"While there I will have front row seats ... to learn about it," Abby said. "Through the camp program I will get to participate in a photo shoot, work on interview skills, learn new make-up techniques, and get help to advance my platform."
Abby's platform is called 'Project A.B.B.Y: Anti-bullying for Better Youth.' She said this platform is something that interests her and she would like to find a way to stop the bullying in schools.
"Most bullying happens during youth," Traxler said. "If you enforce anti-bullying at a young age, then they are more likely to carry it with them through adulthood."
One of the things that Abby would like to see accomplished with her platform is the installation of a buddy bench at one of the schools in the Mifflin County School District. A buddy bench is a bench that is placed in a park or school yard. When someone sits at the bench another person is supposed to come and talk to them. Her thought is to put in in the intermediate school, because she believes they are old enough to understand it and still young enough to make it work.
John Metzger, who runs the Miss Central Pennsylvania Pageant, said it feels good to have a Lewistown resident do well at both the local and state pageant. He said the last time that happened was in 1998. Metzger also said the opportunity that Abby has been given is an honor.
"The girls from Pennsylvania are chosen on their potential to learn something, and while it is expensive, the experience is worth it," Metzger said. "Several girls have won the state title after participating in this pageant camp."
Karla said to help offset some of the costs, Abby does have one sponsor: Colette Kauffman, an Independent 31 consultant.
Abby said while she is not sure what lies in store for her at next year's Miss Central Pennsylvania Pageant, she does know that she will continue to compete in pageants.
"I find pageants fun and exciting.

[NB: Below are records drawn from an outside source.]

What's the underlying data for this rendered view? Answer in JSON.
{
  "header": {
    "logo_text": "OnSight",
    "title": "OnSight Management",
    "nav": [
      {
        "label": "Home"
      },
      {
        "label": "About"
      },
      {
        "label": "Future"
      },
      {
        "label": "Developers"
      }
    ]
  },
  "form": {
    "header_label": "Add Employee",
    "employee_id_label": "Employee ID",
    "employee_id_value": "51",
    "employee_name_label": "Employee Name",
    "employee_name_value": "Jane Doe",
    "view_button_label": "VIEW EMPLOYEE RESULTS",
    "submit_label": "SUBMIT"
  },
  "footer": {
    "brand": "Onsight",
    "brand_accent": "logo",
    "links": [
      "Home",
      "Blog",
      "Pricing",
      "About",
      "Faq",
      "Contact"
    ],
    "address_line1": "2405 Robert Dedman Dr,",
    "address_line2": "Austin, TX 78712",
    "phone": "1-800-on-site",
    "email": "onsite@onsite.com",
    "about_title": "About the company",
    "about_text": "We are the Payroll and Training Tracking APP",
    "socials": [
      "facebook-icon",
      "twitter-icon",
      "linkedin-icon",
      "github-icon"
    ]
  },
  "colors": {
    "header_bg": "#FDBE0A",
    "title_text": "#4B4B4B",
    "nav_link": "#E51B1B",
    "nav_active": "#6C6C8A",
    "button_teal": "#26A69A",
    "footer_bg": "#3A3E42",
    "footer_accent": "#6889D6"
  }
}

I don't want to stop doing them," she said. "The money that I win is going into a bank account, which will help pay for college."
Metzger said as a local pageant winner, Abby is available for appearances and area businesses can contact him at 248-5576.
Abby and her mom will travel and experience the national pageant from July 27 to Aug. 3 in Orlando, Florida.